The film stars Michael Shannon as Tom, who works the sort of job that is probably impressive but is so boring to describe that one can’t be sure. (He advises on the wording in proposed congressional legislation.) He’s having a birthday party, and he and his gorgeous wife Ramina (Azita Ghanizada) have invited a few friends over to their New York apartment. One of the guests (Michael Chernus) brings along a woman he’s met recently, Alice, but Tom knows her by another name from an earlier time in his life. Fifteen years after they last saw each other when they were lovers, she’s walked back through his door.

Director and cowriter Joshua Marston gives away some of the mystery intentionally at the start of Complete Unknown. We see Alice in several guises: somewhere in Asia working as a magician’s assistant, somewhere in America dressed like a vagabond hippie, driving a car wearing a smart suit in the suburbs, working as a nurse in the ER. Can these all be the same person? That’s what Complete Unknown leaves unanswered as Tom confronts her about why she’s really at his birthday party.

On one level, this film’s premise is ludicrous, presenting Alice as a woman with an almost supernatural ability to learn new vocations and adapt to new situations. But rather than carp about that, it’s much more fun to accept Complete Unknown on its own terms, which opens up the movie to be read in a more metaphorical light. Alice may be the one who’s constantly shedding her skin, but it’s Tom who symbolically gets a chance to do the same on this night.

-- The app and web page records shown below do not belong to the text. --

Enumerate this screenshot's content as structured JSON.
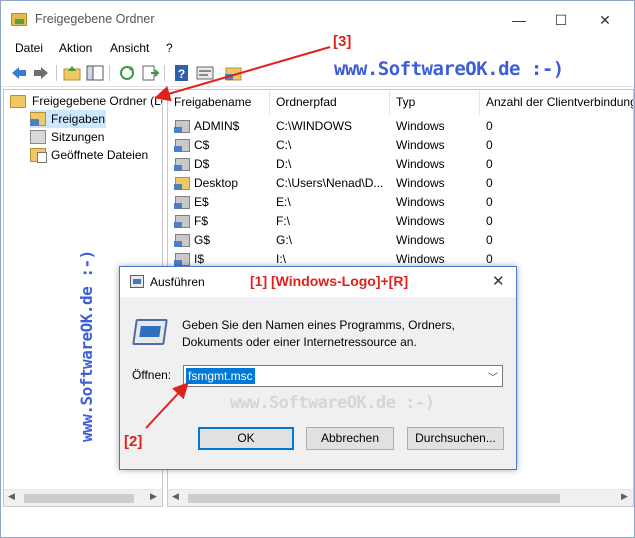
{
  "window": {
    "title": "Freigegebene Ordner",
    "controls": {
      "minimize": "—",
      "maximize": "☐",
      "close": "✕"
    }
  },
  "menu": [
    "Datei",
    "Aktion",
    "Ansicht",
    "?"
  ],
  "watermark": "www.SoftwareOK.de :-)",
  "side_watermark": "www.SoftwareOK.de :-)",
  "tree": {
    "root": "Freigegebene Ordner (Lo",
    "items": [
      "Freigaben",
      "Sitzungen",
      "Geöffnete Dateien"
    ]
  },
  "list": {
    "columns": [
      "Freigabename",
      "Ordnerpfad",
      "Typ",
      "Anzahl der Clientverbindungen"
    ],
    "rows": [
      {
        "name": "ADMIN$",
        "path": "C:\\WINDOWS",
        "type": "Windows",
        "count": "0"
      },
      {
        "name": "C$",
        "path": "C:\\",
        "type": "Windows",
        "count": "0"
      },
      {
        "name": "D$",
        "path": "D:\\",
        "type": "Windows",
        "count": "0"
      },
      {
        "name": "Desktop",
        "path": "C:\\Users\\Nenad\\D...",
        "type": "Windows",
        "count": "0"
      },
      {
        "name": "E$",
        "path": "E:\\",
        "type": "Windows",
        "count": "0"
      },
      {
        "name": "F$",
        "path": "F:\\",
        "type": "Windows",
        "count": "0"
      },
      {
        "name": "G$",
        "path": "G:\\",
        "type": "Windows",
        "count": "0"
      },
      {
        "name": "I$",
        "path": "I:\\",
        "type": "Windows",
        "count": "0"
      }
    ]
  },
  "run_dialog": {
    "title": "Ausführen",
    "annotation": "[1]  [Windows-Logo]+[R]",
    "description": "Geben Sie den Namen eines Programms, Ordners, Dokuments oder einer Internetressource an.",
    "open_label": "Öffnen:",
    "input_value": "fsmgmt.msc",
    "watermark": "www.SoftwareOK.de :-)",
    "buttons": {
      "ok": "OK",
      "cancel": "Abbrechen",
      "browse": "Durchsuchen..."
    }
  },
  "annotations": {
    "label2": "[2]",
    "label3": "[3]"
  },
  "colors": {
    "annotation_red": "#e0221c",
    "watermark_blue": "#3e5ed8",
    "selection": "#cce8ff",
    "accent": "#0078d7"
  }
}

Eventually, Tom’s guests tire of Alice’s stories, convinced she’s either a liar or, worse, a coldhearted woman who doesn’t care about the people she leaves behind when she grasps onto a new persona. (When she skipped out on Tom and the rest of her life 15 years ago, even her parents never heard from her, wondering if she’d died.) But Tom cannot help himself, quickly becoming drawn back into Alice’s orbit. And he has reasons: His wife just got accepted into an arts program in San Diego, which means that either Tom moves or they try to make a long-distance relationship work. (There are hints that their marriage isn’t so stable at the moment, by the way.)

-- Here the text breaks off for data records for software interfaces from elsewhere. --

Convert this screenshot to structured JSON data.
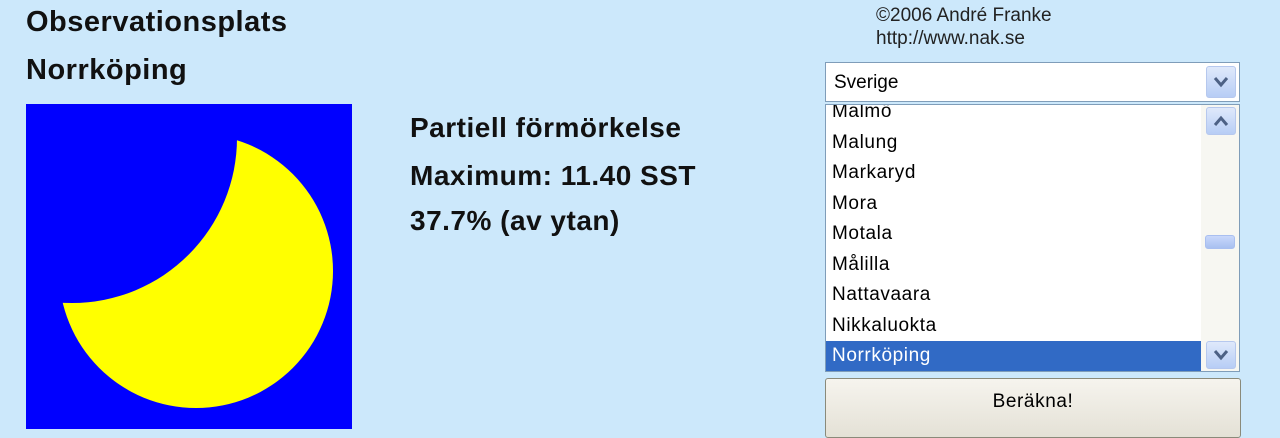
{
  "location": {
    "label": "Observationsplats",
    "city": "Norrköping"
  },
  "eclipse": {
    "type": "Partiell förmörkelse",
    "maximum": "Maximum: 11.40 SST",
    "coverage_value": "37.7%",
    "coverage_suffix": " (av ytan)",
    "coverage_fraction": 0.377,
    "colors": {
      "sky": "#0000ff",
      "sun": "#ffff00"
    }
  },
  "credit": {
    "copyright": "©2006 André Franke",
    "url": "http://www.nak.se"
  },
  "country_select": {
    "value": "Sverige",
    "icon": "chevron-down-icon"
  },
  "city_list": {
    "items": [
      "Malmö",
      "Malung",
      "Markaryd",
      "Mora",
      "Motala",
      "Målilla",
      "Nattavaara",
      "Nikkaluokta",
      "Norrköping"
    ],
    "selected_index": 8,
    "scroll_position": 0.52,
    "selection_color": "#316ac5"
  },
  "actions": {
    "calculate_label": "Beräkna!"
  }
}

Complete Unknown’s first half is devoted to the introduction of Alice and the guests’ delighted-then-disturbed reactions to her. The second half goes in a different, nervier direction, following Tom and Alice as they wander around New York at night, practically going back in time to when they were a couple. Everything they do together is meant to be taken literally—they befriend an older woman (Kathy Bates) and her husband (Danny Glover), they visit Alice’s lab (she’s working with frogs now)—but there’s a psychological underpinning to everything we observe. Unexpectedly, Tom has been given his own do-over, living inside Alice’s made-up reality for a few hours. Their nighttime excursion is a kind of emotional affair, and Tom learns firsthand how seductive reinvention can be. (When Alice tells the married couple that Tom is a doctor, he plays along, becoming a co-conspirator in her deception.)

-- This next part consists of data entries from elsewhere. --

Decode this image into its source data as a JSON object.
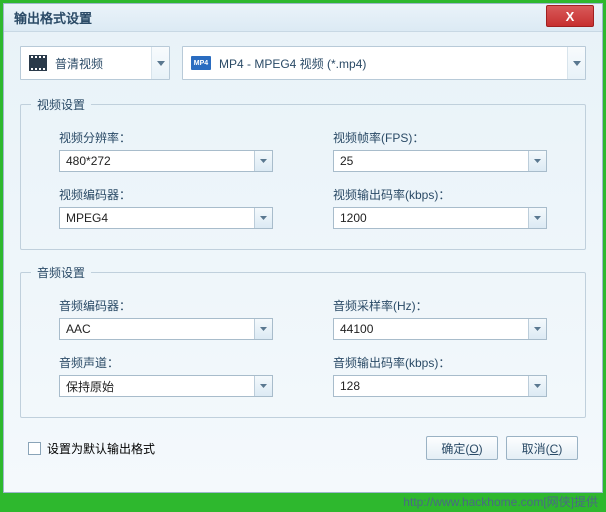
{
  "window": {
    "title": "输出格式设置"
  },
  "top": {
    "category": "普清视频",
    "format": "MP4 - MPEG4 视频 (*.mp4)"
  },
  "video_section": {
    "legend": "视频设置",
    "resolution": {
      "label": "视频分辨率：",
      "value": "480*272"
    },
    "fps": {
      "label": "视频帧率(FPS)：",
      "value": "25"
    },
    "encoder": {
      "label": "视频编码器：",
      "value": "MPEG4"
    },
    "bitrate": {
      "label": "视频输出码率(kbps)：",
      "value": "1200"
    }
  },
  "audio_section": {
    "legend": "音频设置",
    "encoder": {
      "label": "音频编码器：",
      "value": "AAC"
    },
    "samplerate": {
      "label": "音频采样率(Hz)：",
      "value": "44100"
    },
    "channel": {
      "label": "音频声道：",
      "value": "保持原始"
    },
    "bitrate": {
      "label": "音频输出码率(kbps)：",
      "value": "128"
    }
  },
  "default_checkbox": "设置为默认输出格式",
  "buttons": {
    "ok": "确定",
    "ok_key": "O",
    "cancel": "取消",
    "cancel_key": "C"
  },
  "footer": "http://www.hackhome.com[网侠]提供"
}
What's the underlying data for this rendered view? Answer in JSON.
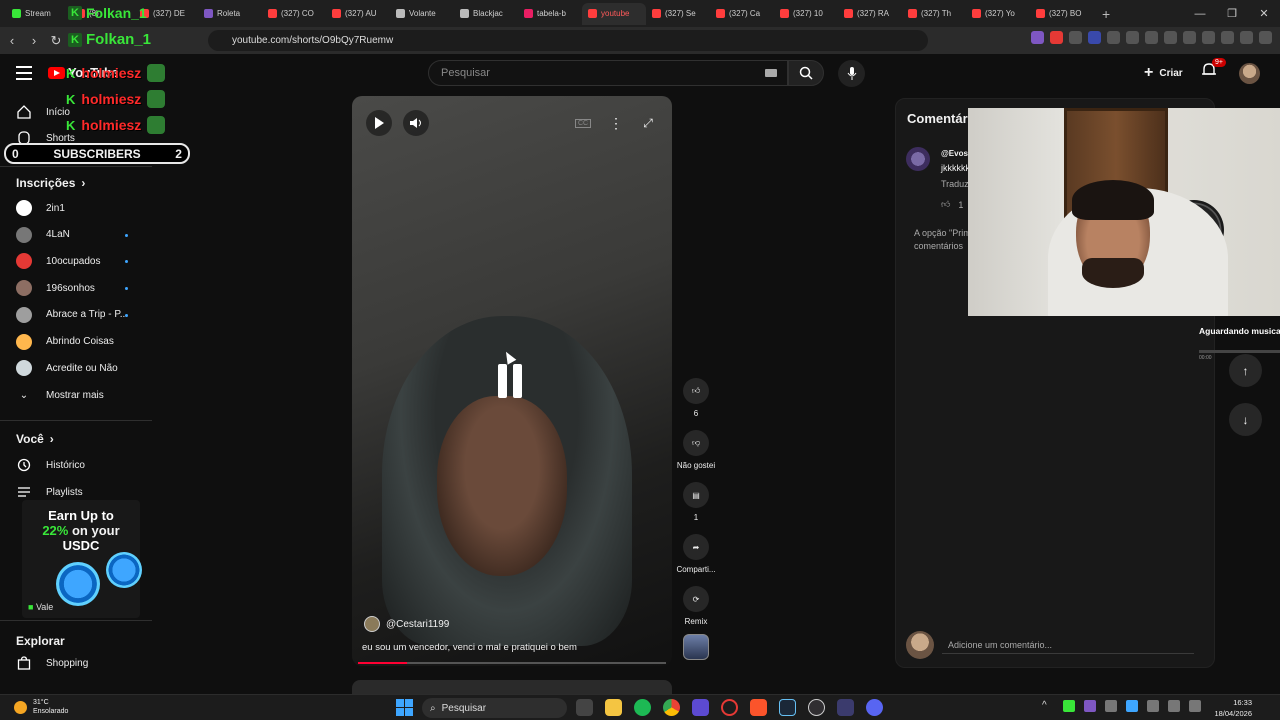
{
  "browser": {
    "tabs": [
      {
        "label": "Stream",
        "color": "#39e639"
      },
      {
        "label": "(8)",
        "color": "#ff3d3d"
      },
      {
        "label": "(327) DE",
        "color": "#ff3d3d"
      },
      {
        "label": "Roleta",
        "color": "#7e57c2"
      },
      {
        "label": "(327) CO",
        "color": "#ff3d3d"
      },
      {
        "label": "(327) AU",
        "color": "#ff3d3d"
      },
      {
        "label": "Volante",
        "color": "#bbbbbb"
      },
      {
        "label": "Blackjac",
        "color": "#bbbbbb"
      },
      {
        "label": "tabela-b",
        "color": "#e91e63"
      },
      {
        "label": "youtube",
        "color": "#ff3d3d"
      },
      {
        "label": "(327) Se",
        "color": "#ff3d3d"
      },
      {
        "label": "(327) Ca",
        "color": "#ff3d3d"
      },
      {
        "label": "(327) 10",
        "color": "#ff3d3d"
      },
      {
        "label": "(327) RA",
        "color": "#ff3d3d"
      },
      {
        "label": "(327) Th",
        "color": "#ff3d3d"
      },
      {
        "label": "(327) Yo",
        "color": "#ff3d3d"
      },
      {
        "label": "(327) BO",
        "color": "#ff3d3d"
      }
    ],
    "active_tab": "youtube",
    "url": "youtube.com/shorts/O9bQy7Ruemw",
    "overlay_username": "Folkan_1"
  },
  "overlay": {
    "chat_names": [
      "holmiesz",
      "holmiesz",
      "holmiesz"
    ],
    "subscribers_label": "SUBSCRIBERS",
    "subscribers_left": "0",
    "subscribers_right": "2"
  },
  "header": {
    "logo_text": "YouTube",
    "search_placeholder": "Pesquisar",
    "create_label": "Criar",
    "notif_badge": "9+"
  },
  "sidebar": {
    "inicio": "Início",
    "shorts": "Shorts",
    "inscricoes": "Inscrições",
    "channels": [
      {
        "name": "2in1",
        "color": "#ffffff",
        "dot": false
      },
      {
        "name": "4LaN",
        "color": "#777777",
        "dot": true
      },
      {
        "name": "10ocupados",
        "color": "#e53935",
        "dot": true
      },
      {
        "name": "196sonhos",
        "color": "#8d6e63",
        "dot": true
      },
      {
        "name": "Abrace a Trip - P...",
        "color": "#9e9e9e",
        "dot": true
      },
      {
        "name": "Abrindo Coisas",
        "color": "#ffb74d",
        "dot": false
      },
      {
        "name": "Acredite ou Não",
        "color": "#cfd8dc",
        "dot": false
      }
    ],
    "mostrar_mais": "Mostrar mais",
    "voce": "Você",
    "historico": "Histórico",
    "playlists": "Playlists",
    "explorar": "Explorar",
    "shopping": "Shopping"
  },
  "ad": {
    "line1": "Earn Up to",
    "line2_highlight": "22%",
    "line2_rest": "on your",
    "line3": "USDC",
    "vale": "Vale"
  },
  "video": {
    "author": "@Cestari1199",
    "caption": "eu sou um vencedor, venci o mal e pratiquei o bem",
    "progress": 0.16
  },
  "actions": {
    "likes": "6",
    "dislike_label": "Não gostei",
    "comments": "1",
    "share_label": "Comparti...",
    "remix_label": "Remix"
  },
  "comments": {
    "title": "Comentári",
    "user": "@Evost",
    "text": "jkkkkkk",
    "translate": "Traduz",
    "like_count": "1",
    "note": "A opção \"Prim comentários",
    "add_placeholder": "Adicione um comentário..."
  },
  "right_panel": {
    "music_text": "Aguardando musica",
    "small": "00:00"
  },
  "taskbar": {
    "temp": "31°C",
    "weather": "Ensolarado",
    "search": "Pesquisar",
    "time": "16:33",
    "date": "18/04/2026"
  }
}
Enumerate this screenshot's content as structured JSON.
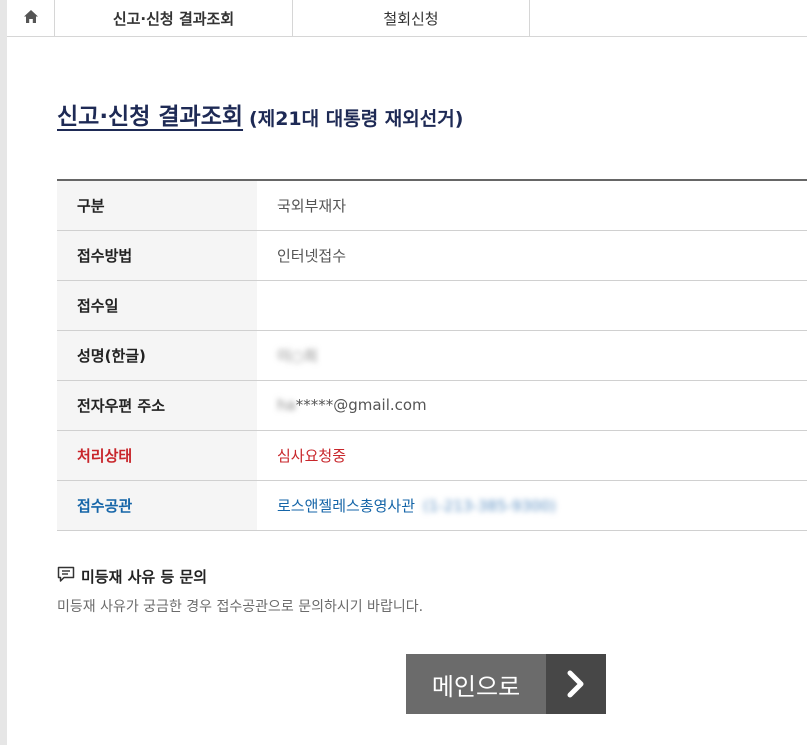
{
  "tabs": {
    "home_icon": "home-icon",
    "items": [
      {
        "label": "신고·신청 결과조회"
      },
      {
        "label": "철회신청"
      }
    ]
  },
  "heading": {
    "title": "신고·신청 결과조회",
    "subtitle": "(제21대 대통령 재외선거)"
  },
  "info_rows": [
    {
      "label": "구분",
      "value": "국외부재자"
    },
    {
      "label": "접수방법",
      "value": "인터넷접수"
    },
    {
      "label": "접수일",
      "value": ""
    },
    {
      "label": "성명(한글)",
      "value": "이○희"
    },
    {
      "label": "전자우편 주소",
      "value_masked_prefix": "ha",
      "value": "*****@gmail.com"
    },
    {
      "label": "처리상태",
      "value": "심사요청중"
    },
    {
      "label": "접수공관",
      "value": "로스앤젤레스총영사관",
      "phone": "(1-213-385-9300)"
    }
  ],
  "colors": {
    "status": "#c8262b",
    "office": "#1565a8",
    "heading": "#1e2a55"
  },
  "inquiry": {
    "icon": "chat-icon",
    "title": "미등재 사유 등 문의",
    "description": "미등재 사유가 궁금한 경우 접수공관으로 문의하시기 바랍니다."
  },
  "main_button": {
    "label": "메인으로",
    "icon": "chevron-right-icon"
  }
}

Marston’s previous films were the you-are-there docudramas Maria Full of Grace and The Forgiveness of Blood. Complete Unknown is a sexier, more sensual film that’s about matters of the heart and the unspoken desires we all carry around with us. And he’s found the two best possible actors for these roles. Shannon always exudes a jittery tension, as if his characters don’t fit right in their skin. Tom seems successful but dissatisfied in some indescribable way: Alice’s appearance is both jarring and surprisingly restorative. And Weisz brings pure tantalizing inscrutability to her role. Alice is someone who’s unwise to fall in love with. But Weisz makes it clear why such a person, so volatile and untethered, is so damn hard to resist.

Director: Joshua Marston
Writers: Joshua Marston, Julian Sheppard
Starring: Rachel Weisz, Michael Shannon, Kathy Bates, Danny Glover, Michael Chernus
Release Date: Premiered at the 2016 Sundance Film Festival

Tim Grierson is chief film critic for Paste and the vice president of the Los Angeles Film Critics Association. You can follow him on Twitter.